■ HOW TO COMPLETE THIS TASK ■
Search the entries below for "Peer". Report each line where it occurs.

Items from an interface collection:

══════════════════════════════

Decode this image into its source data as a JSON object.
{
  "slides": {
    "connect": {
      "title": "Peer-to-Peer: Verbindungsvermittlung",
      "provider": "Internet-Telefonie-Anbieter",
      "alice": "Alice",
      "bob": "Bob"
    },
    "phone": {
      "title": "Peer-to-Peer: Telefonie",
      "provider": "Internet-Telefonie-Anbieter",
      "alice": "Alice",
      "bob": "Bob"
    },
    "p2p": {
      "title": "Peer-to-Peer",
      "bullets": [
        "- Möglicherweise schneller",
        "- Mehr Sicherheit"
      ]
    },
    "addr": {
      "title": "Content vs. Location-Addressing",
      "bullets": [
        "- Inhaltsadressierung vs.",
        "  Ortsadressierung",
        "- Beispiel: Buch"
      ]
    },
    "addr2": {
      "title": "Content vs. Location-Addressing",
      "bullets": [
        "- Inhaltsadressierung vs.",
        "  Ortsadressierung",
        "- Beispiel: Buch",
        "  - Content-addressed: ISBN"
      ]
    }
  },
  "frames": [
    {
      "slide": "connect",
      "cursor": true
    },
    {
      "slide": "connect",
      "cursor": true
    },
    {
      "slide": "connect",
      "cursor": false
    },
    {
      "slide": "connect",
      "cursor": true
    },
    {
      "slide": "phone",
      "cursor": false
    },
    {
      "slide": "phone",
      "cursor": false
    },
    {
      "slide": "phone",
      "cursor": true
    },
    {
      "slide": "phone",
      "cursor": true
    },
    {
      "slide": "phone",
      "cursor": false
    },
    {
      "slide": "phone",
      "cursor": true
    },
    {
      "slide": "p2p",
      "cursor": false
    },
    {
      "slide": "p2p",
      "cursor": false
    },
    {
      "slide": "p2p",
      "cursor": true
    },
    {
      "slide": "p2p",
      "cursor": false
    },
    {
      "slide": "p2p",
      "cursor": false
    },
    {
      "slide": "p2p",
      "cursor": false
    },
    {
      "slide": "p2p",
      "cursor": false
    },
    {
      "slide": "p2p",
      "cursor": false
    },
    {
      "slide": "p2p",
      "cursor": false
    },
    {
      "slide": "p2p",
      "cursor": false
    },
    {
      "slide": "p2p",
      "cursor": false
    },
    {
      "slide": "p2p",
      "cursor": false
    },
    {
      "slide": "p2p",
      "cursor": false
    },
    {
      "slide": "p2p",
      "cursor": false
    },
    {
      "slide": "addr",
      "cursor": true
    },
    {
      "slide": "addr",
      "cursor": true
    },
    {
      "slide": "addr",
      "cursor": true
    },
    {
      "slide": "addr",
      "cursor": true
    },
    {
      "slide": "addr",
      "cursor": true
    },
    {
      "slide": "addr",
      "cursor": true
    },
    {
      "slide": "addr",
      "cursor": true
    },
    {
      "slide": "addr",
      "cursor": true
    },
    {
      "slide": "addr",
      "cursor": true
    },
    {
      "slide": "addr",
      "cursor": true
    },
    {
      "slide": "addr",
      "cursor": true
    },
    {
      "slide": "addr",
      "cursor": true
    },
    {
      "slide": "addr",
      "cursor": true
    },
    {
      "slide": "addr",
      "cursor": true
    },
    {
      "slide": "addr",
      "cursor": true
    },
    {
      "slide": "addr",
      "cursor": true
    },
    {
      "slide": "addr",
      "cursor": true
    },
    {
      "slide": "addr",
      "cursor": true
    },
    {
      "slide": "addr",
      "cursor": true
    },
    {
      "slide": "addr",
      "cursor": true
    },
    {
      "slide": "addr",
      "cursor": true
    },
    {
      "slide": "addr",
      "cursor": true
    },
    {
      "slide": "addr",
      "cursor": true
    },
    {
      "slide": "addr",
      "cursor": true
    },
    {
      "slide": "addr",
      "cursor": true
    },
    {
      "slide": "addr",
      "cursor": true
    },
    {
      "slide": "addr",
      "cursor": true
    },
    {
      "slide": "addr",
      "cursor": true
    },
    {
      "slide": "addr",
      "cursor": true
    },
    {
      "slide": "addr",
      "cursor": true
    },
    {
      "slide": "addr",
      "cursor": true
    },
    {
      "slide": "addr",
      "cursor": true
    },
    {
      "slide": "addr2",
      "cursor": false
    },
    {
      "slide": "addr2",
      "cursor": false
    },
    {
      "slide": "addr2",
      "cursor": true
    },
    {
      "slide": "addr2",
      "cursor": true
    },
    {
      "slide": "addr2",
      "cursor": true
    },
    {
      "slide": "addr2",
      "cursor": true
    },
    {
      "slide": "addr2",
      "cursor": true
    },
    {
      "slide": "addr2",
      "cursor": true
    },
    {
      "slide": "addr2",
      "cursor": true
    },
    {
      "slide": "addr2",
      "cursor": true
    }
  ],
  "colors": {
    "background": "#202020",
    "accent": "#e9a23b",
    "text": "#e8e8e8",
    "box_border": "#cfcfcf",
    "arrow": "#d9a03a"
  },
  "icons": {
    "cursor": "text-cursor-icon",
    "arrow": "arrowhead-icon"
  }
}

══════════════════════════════

■ ANSWER SECTION ■
      "title": "Peer-to-Peer: Verbindungsvermittlung",
      "title": "Peer-to-Peer: Telefonie",
      "title": "Peer-to-Peer",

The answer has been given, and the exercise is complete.